Shamim skied one, showing he had not understood what was required as he fell for 16 to part-time bowler Iftikhar Ahmed. Mushfiqur is a veteran of just over 250 ODIs but in the 38th over, he charged Pakistan's best pacer in the game in Rauf, got a thick outside-edge, and departed for 64. Despite playing a major role in rebuilding and with only Afif as the only other established batter, Mushfiqur's shot showed a lack of impetus to understand the scenario. The Tigers at that point were still scoring at over five per over.
Afif soon replicated Mushfiqur's reading of the match scenario. With the tail exposed early, the last four Bangladesh wickets thus fell in the space of eight deliveries and three runs.

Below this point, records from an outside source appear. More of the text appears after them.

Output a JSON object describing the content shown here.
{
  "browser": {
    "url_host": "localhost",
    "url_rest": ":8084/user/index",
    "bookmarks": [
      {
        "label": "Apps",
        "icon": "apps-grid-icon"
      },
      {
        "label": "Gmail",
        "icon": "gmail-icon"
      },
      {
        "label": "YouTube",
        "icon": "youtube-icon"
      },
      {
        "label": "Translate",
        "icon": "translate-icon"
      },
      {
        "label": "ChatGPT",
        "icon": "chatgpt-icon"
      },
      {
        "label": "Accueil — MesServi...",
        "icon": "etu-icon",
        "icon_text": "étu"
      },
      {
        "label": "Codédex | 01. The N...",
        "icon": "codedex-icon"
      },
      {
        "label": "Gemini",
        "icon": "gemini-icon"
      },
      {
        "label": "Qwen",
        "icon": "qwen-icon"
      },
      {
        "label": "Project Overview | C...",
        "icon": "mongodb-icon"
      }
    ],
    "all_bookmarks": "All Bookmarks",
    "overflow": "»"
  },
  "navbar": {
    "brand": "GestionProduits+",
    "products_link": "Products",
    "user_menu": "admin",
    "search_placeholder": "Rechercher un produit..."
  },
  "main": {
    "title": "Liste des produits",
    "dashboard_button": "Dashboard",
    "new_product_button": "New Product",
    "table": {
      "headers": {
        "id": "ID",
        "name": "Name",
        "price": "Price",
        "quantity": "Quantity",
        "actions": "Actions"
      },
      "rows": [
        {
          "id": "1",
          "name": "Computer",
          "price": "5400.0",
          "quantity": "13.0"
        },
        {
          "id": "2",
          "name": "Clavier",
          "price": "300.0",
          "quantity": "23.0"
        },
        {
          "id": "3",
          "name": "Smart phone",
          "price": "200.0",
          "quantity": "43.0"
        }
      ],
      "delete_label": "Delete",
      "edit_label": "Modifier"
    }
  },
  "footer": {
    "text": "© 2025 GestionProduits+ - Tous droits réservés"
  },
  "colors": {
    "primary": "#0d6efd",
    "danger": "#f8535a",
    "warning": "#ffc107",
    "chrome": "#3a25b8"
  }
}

If one excludes the home series against Ireland, a side not yet well equipped for subcontinent, the Tigers have batted first eight times since the start of England series and were bundled out without playing fifty overs five times. Four times they have been bundled out under 200, which happened twice in this Asia Cup. But when talks about batting disaster comes, the lack of application in match scenario reading keeps becoming acute. What instructions the batters get during matches then become something interesting.
*In the last 12 months, Bangladesh's top three batting position's average is 28.61 in ODIs which is the lowest among sides that will play the 2023 ODI World Cup in India.
*In the last 12 months, the Tigers have played 18 ODIs and played 10 different openers -- the highest among sides that will play the upcoming World Cup.